I’ve playing with Android CTF questions recently and found this jewelry box. One of the questions was about a numeric one way hash question named NUMDROID. The question was presented in ASIS2014 and here, I write the write-up!
8st SharifCTF Android WriteUps: Vol II
This the second and final writeup of Android challenges which was given in 8st Sharif CTF. I’ve wrote about the team and place in the 8st SharifCTF Android WriteUps: Vol I. The writeup begins …
Onion Harvester: First step to TOR Search Engines
Knowing all possible web paths in the world is the initial step for making a search engine (SE). By means of SE one can analyze the web for the material he/she likes. In normal Domain Name System, each TLD provider (Top Level Domain) can sell or release list of all its domains. As an example .com TLD can sell or release all the domains which are end with “.com“. But the problem is more complicated in TOR (or other hidden service providers). In this post I will talk about my tool named Onion Harvester and how to find initial points for finding hidden services to be crawled.
Continue reading Onion Harvester: First step to TOR Search Engines
Smali Code Injection: Playing with 2048!
I’ve met 2048 game many years ago. It is an addictive game witch takes lots of time from the player. 🙁
So what should I do if I want to have high score and save time? Here is where Smali takes part. 🙂
In this post I will describe how to inject into Android 2048 game and change the score! Continue reading Smali Code Injection: Playing with 2048!
Smali Code Injection
In this post I wanted to demonstrate a simple code injection example in Android. As indicated in previous posts about reversing java, the method of code execution is same in Android. Whereas Java, the BYTE CODE are SMALI codes here and the executor is Dalvik (recently ART) in Android (not JVM). Here in this post, I will describe shortly how to reverse and inject code in SMALI.

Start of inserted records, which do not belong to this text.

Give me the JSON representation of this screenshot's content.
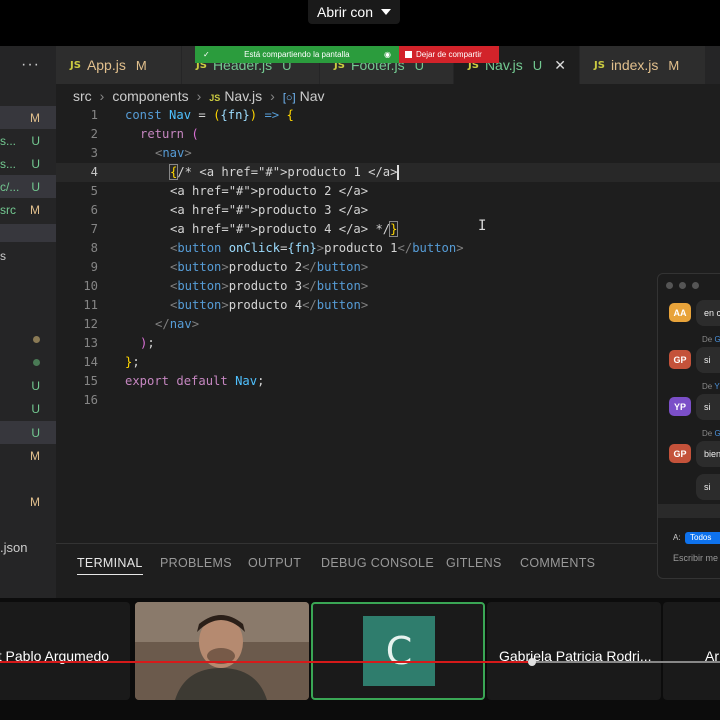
{
  "topbar": {
    "open_with": "Abrir con"
  },
  "share_banner": {
    "sharing_text": "Está compartiendo la pantalla",
    "stop_text": "Dejar de compartir"
  },
  "tabs": [
    {
      "icon": "JS",
      "label": "App.js",
      "status": "M"
    },
    {
      "icon": "JS",
      "label": "Header.js",
      "status": "U"
    },
    {
      "icon": "JS",
      "label": "Footer.js",
      "status": "U"
    },
    {
      "icon": "JS",
      "label": "Nav.js",
      "status": "U",
      "close": "✕"
    },
    {
      "icon": "JS",
      "label": "index.js",
      "status": "M"
    }
  ],
  "tab_more": "···",
  "sidebar": {
    "items": [
      {
        "name": "",
        "status": "M"
      },
      {
        "name": "s...",
        "status": "U"
      },
      {
        "name": "s...",
        "status": "U"
      },
      {
        "name": "c/...",
        "status": "U"
      },
      {
        "name": "src",
        "status": "M"
      },
      {
        "name": "s",
        "status": ""
      },
      {
        "name": "",
        "status": "U"
      },
      {
        "name": "",
        "status": "U"
      },
      {
        "name": "",
        "status": "U"
      },
      {
        "name": "",
        "status": "M"
      },
      {
        "name": "",
        "status": "M"
      },
      {
        "name": ".json",
        "status": ""
      }
    ]
  },
  "breadcrumb": {
    "part1": "src",
    "part2": "components",
    "file_icon": "JS",
    "file": "Nav.js",
    "symbol": "Nav"
  },
  "code_lines": [
    "1",
    "2",
    "3",
    "4",
    "5",
    "6",
    "7",
    "8",
    "9",
    "10",
    "11",
    "12",
    "13",
    "14",
    "15",
    "16"
  ],
  "code": {
    "l1": {
      "a": "const ",
      "b": "Nav",
      "c": " = ",
      "d": "(",
      "e": "{fn}",
      "f": ")",
      "g": " => ",
      "h": "{"
    },
    "l2": {
      "a": "return ",
      "b": "("
    },
    "l3": {
      "a": "<",
      "b": "nav",
      "c": ">"
    },
    "l4": {
      "a": "{",
      "b": "/* <a href=\"#\">producto 1 </a>"
    },
    "l5": "<a href=\"#\">producto 2 </a>",
    "l6": "<a href=\"#\">producto 3 </a>",
    "l7": {
      "a": "<a href=\"#\">producto 4 </a> */",
      "b": "}"
    },
    "l8": {
      "a": "<",
      "b": "button",
      "c": " onClick",
      "d": "=",
      "e": "{fn}",
      "f": ">",
      "g": "producto 1",
      "h": "</",
      "i": "button",
      "j": ">"
    },
    "l9": {
      "a": "<",
      "b": "button",
      "c": ">",
      "d": "producto 2",
      "e": "</",
      "f": "button",
      "g": ">"
    },
    "l10": {
      "a": "<",
      "b": "button",
      "c": ">",
      "d": "producto 3",
      "e": "</",
      "f": "button",
      "g": ">"
    },
    "l11": {
      "a": "<",
      "b": "button",
      "c": ">",
      "d": "producto 4",
      "e": "</",
      "f": "button",
      "g": ">"
    },
    "l12": {
      "a": "</",
      "b": "nav",
      "c": ">"
    },
    "l13": {
      "a": ")",
      "b": ";"
    },
    "l14": {
      "a": "}",
      "b": ";"
    },
    "l15": {
      "a": "export ",
      "b": "default ",
      "c": "Nav",
      "d": ";"
    }
  },
  "panel_tabs": [
    "TERMINAL",
    "PROBLEMS",
    "OUTPUT",
    "DEBUG CONSOLE",
    "GITLENS",
    "COMMENTS"
  ],
  "chat": {
    "messages": [
      {
        "initials": "AA",
        "color": "#e8a33a",
        "from": "",
        "text": "en c"
      },
      {
        "initials": "GP",
        "color": "#c4523a",
        "from": "G",
        "text": "si"
      },
      {
        "initials": "YP",
        "color": "#7b4fc8",
        "from": "Y",
        "text": "si"
      },
      {
        "initials": "GP",
        "color": "#c4523a",
        "from": "G",
        "text": "bien"
      },
      {
        "initials": "",
        "color": "",
        "from": "",
        "text": "si"
      }
    ],
    "from_prefix": "De",
    "to_label": "A:",
    "to_value": "Todos",
    "input_placeholder": "Escribir me"
  },
  "participants": [
    {
      "name": "rit Pablo Argumedo"
    },
    {
      "name": ""
    },
    {
      "name": "",
      "avatar_letter": "C"
    },
    {
      "name": "Gabriela Patricia Rodri..."
    },
    {
      "name": "Ar"
    }
  ],
  "video_progress": 0.736,
  "colors": {
    "accent_green": "#2b9c3d",
    "stop_red": "#d2232a",
    "progress_red": "#d61a1a"
  }
}
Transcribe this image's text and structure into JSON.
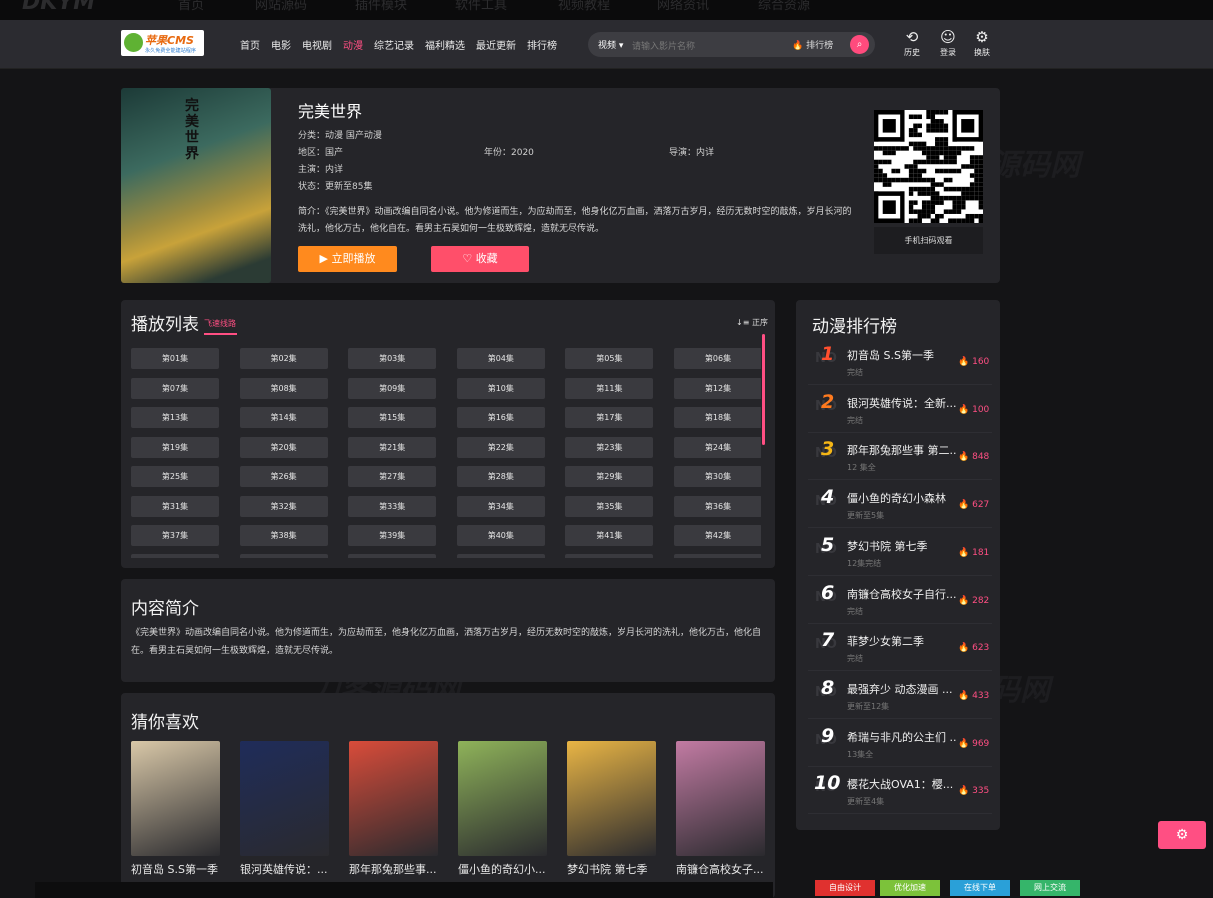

Reversing Java: Part III
In the previous tutorials, I’ve described the simple Java byte code structure and stated to reverse a simple Hello World Java application. In this tutorial, I will describe the remaining parts of the class file. Continue reading Reversing Java: Part III
Reversing Java: Part II
In the Reversing Java: Part I, I’ve described the main structure of Java class file bytes. In this part, I’ll continue decompiling the HelloWorld example.
Reversing Java: Part I
Recently I’ve interested in byte code structure of Java and Dalvik. I’ve found some useful tools for playing with them.
Destination Byte Code
Java byte codes are simple to reverse engineering because they compile in run time. i.e. JVM will execute the byte codes in run time, thus Java code is cross platform but executes with more delay than direct compiled machine codes (for example using C++ and gcc).